D) Clear direction for every pose.
My responses as near as I can remember them…

A) I’m an artist and a professional. I have my own moods and goals that have nothing to do with insuring your happiness. I’ve probably already started thinking about how to photograph you and completely forgotten  about things like manners. Don’t take it personally. I’m going to talk about work and I won’t be asking how your puppy is. I’m not trying to be unfriendly but we’re not actually friends. I will do my best to put you at ease and answer any your questions but then it’s time to go to work.
B) Who ever said a photo-shoot was supposed to be free, open and fun? I’m not even sure what free and open are in reference to; unless you are talking about models who feel free to cancel at the last minute or who are open to doing something more entertaining than keeping an appointment they made. As free as the wind blows attitudes end up costing everyone money. My time is not free, it’s valuable. There actually is some creativity involved… Creative excuses for not arriving on time or for canceling at the last moment. You can celebrate at the end of the shoot when the work is done. Work then fun, not the other way around.
C) Really? Don’t go by my past work. I’m always living at the edge of failure and trying things I’ve never done before.  There is a good chance I will fail completely. That is not to say that I won’t keep trying, there are just no guarantees. The past is past. Let’s move on and try something new.
D) I’m not going to direct someone (who calls themselves a model) in every pose. That would be completely ridiculous. I will give you  an outline of what I am trying to accomplish, make minor adjustments (verbally) and give feedback as we go. You must also bring something to the table. You are the “model” and therefore responsible for delivering your end of the work. I don’t like it when photographers and models point at each other claiming it was the other person who spoiled the shoot and ruined the images.

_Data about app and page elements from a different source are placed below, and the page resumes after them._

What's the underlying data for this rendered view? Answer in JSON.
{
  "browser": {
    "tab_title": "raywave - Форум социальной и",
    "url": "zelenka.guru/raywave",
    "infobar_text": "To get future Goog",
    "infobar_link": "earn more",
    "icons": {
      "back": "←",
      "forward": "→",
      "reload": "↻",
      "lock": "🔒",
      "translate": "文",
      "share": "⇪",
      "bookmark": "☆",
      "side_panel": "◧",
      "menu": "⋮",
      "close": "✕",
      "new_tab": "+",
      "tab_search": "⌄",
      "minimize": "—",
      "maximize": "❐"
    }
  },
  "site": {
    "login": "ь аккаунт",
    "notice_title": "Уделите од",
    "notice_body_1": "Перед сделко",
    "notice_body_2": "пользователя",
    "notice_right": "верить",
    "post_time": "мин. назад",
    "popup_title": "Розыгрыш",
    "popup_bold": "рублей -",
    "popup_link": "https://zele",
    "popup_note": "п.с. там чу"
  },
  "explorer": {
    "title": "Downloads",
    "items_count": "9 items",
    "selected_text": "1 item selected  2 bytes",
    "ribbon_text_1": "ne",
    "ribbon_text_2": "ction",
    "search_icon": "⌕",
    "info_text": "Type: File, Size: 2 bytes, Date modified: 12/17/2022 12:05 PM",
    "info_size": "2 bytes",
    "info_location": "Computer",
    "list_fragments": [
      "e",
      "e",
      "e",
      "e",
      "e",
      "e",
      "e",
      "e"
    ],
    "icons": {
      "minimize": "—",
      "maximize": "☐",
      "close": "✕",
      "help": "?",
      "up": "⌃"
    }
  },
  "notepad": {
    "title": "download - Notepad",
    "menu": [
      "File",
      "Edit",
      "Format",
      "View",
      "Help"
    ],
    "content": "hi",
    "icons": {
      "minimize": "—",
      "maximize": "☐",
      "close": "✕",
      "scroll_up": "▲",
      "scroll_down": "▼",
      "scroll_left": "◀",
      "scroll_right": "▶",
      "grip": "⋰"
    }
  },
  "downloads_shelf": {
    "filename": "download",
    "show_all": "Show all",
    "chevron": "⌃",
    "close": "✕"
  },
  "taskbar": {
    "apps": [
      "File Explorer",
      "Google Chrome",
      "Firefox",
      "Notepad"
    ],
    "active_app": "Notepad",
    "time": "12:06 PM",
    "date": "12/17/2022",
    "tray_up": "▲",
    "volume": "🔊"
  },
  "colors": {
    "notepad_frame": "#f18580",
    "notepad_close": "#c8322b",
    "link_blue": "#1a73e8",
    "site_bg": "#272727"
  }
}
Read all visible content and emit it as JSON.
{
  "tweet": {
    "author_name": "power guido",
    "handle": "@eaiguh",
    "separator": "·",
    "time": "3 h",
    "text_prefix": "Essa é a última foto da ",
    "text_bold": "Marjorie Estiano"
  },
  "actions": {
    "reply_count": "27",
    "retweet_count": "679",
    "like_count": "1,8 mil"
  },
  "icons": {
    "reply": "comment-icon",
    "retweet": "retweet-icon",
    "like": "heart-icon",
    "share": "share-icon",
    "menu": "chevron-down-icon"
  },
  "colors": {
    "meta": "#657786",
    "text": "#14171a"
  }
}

My responses were branded as a diatribe and as a bitter personal attack (same thing but against who). I responded that there was nothing personal about it, just me giving my opinion and no bad will or finger pointing intended.

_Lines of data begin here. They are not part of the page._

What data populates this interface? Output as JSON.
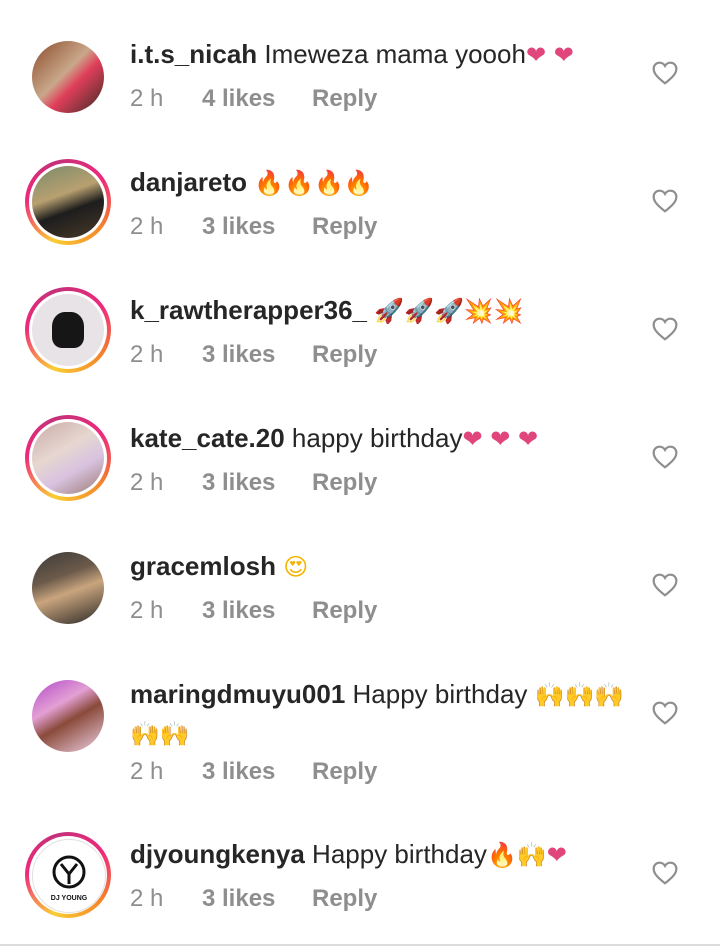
{
  "colors": {
    "username": "#262626",
    "meta": "#8e8e8e",
    "heart_emoji": "#e0457b",
    "ring_start": "#f9ce34",
    "ring_end": "#ee2a7b"
  },
  "comments": [
    {
      "username": "i.t.s_nicah",
      "text": " Imeweza mama yoooh",
      "emoji": "❤ ❤",
      "emoji_line2": "",
      "time": "2 h",
      "likes": "4 likes",
      "reply": "Reply",
      "story_ring": false
    },
    {
      "username": "danjareto",
      "text": " ",
      "emoji": "🔥🔥🔥🔥",
      "emoji_line2": "",
      "time": "2 h",
      "likes": "3 likes",
      "reply": "Reply",
      "story_ring": true
    },
    {
      "username": "k_rawtherapper36_",
      "text": " ",
      "emoji": "🚀🚀🚀💥💥",
      "emoji_line2": "",
      "time": "2 h",
      "likes": "3 likes",
      "reply": "Reply",
      "story_ring": true
    },
    {
      "username": "kate_cate.20",
      "text": " happy birthday",
      "emoji": "❤ ❤ ❤",
      "emoji_line2": "",
      "time": "2 h",
      "likes": "3 likes",
      "reply": "Reply",
      "story_ring": true
    },
    {
      "username": "gracemlosh",
      "text": " ",
      "emoji": "😍",
      "emoji_line2": "",
      "time": "2 h",
      "likes": "3 likes",
      "reply": "Reply",
      "story_ring": false
    },
    {
      "username": "maringdmuyu001",
      "text": " Happy birthday ",
      "emoji": "🙌🙌🙌",
      "emoji_line2": "🙌🙌",
      "time": "2 h",
      "likes": "3 likes",
      "reply": "Reply",
      "story_ring": false
    },
    {
      "username": "djyoungkenya",
      "text": " Happy birthday",
      "emoji": "🔥🙌❤",
      "emoji_line2": "",
      "time": "2 h",
      "likes": "3 likes",
      "reply": "Reply",
      "story_ring": true,
      "avatar_logo_text": "DJ YOUNG"
    }
  ]
}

It was also mentioned by one of the models that if she has to force the work, it will look forced and be a complete failure. I replied that force is often a necessary component of progress and likened it to what rock climbers call the “crux move.” It’s an all or nothing commitment to proceed  where success or failure are the only two options and you are bound to fail a lot before you finally succeed. I can see where someone with little or no experience could mistake that for fun, open and free. It’s really about testing your limits and expanding them. I also talked about my admiration for the models I have worked with who were dedicated and professional in their willingness and ability to get the job done.  Modeling is not for fragile egos. It’s harder than  most people imagine. I know this from personal experience, not imaginary visions of how I think the world should be.
My comments were removed from the discussion and now everyone in Imaginary Model Land is free go their happy candy-coated, cavity riddled ways without me and my bitter, cynical, arrogant, self-centered mentality (did I miss anything). As a few of the would-be models like to say, “I am sooooo sorry.”  😉

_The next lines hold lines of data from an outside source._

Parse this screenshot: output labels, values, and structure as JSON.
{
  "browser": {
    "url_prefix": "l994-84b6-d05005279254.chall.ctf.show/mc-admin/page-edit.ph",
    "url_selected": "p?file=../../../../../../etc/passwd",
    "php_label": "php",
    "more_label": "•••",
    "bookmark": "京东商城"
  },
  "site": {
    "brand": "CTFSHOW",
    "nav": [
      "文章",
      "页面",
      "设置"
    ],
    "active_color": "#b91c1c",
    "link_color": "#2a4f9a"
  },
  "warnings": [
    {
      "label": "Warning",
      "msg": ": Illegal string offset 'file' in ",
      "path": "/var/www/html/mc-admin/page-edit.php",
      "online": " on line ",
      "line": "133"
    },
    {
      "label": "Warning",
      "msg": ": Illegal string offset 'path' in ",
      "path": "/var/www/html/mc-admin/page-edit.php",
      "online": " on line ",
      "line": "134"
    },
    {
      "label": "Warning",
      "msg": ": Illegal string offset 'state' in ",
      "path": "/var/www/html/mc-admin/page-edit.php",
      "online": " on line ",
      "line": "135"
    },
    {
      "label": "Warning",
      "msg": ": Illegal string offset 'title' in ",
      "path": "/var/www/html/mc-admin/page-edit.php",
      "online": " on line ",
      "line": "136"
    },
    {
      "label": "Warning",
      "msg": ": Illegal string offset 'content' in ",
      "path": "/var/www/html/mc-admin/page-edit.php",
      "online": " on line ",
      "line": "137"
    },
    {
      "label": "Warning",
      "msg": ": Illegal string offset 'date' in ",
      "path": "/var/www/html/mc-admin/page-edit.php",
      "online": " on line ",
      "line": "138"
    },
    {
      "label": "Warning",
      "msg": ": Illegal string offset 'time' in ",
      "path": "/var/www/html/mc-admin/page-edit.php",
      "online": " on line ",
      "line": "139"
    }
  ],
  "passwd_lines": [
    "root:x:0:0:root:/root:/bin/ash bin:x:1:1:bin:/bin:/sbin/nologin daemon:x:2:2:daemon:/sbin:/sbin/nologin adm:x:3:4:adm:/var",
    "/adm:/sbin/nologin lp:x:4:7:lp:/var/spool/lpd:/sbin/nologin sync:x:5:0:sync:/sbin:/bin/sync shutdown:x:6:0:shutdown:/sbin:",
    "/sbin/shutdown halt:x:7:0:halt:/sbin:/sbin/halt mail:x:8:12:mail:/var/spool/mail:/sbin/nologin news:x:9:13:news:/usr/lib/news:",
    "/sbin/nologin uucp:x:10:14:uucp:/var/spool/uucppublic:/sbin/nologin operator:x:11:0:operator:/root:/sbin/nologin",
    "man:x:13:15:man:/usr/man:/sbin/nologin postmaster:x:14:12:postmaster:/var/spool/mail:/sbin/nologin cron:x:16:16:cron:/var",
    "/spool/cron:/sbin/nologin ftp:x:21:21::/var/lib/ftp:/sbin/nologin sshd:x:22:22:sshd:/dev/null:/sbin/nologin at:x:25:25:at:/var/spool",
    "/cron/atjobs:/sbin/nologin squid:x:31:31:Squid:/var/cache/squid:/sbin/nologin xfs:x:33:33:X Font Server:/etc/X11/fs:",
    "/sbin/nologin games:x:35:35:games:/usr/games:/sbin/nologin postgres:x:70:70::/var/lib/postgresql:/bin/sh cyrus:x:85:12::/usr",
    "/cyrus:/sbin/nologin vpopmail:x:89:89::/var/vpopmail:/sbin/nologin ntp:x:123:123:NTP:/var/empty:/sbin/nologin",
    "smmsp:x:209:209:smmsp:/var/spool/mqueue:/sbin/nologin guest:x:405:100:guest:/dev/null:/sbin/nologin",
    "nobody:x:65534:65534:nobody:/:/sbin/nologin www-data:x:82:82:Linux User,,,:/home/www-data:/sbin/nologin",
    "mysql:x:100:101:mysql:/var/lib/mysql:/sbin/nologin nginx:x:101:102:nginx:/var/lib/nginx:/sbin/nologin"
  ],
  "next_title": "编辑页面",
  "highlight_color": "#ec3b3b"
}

I’m dedicating this post to all the incredibly hard working models I have had the pleasure to work with. You don’t know how much I appreciate you right now.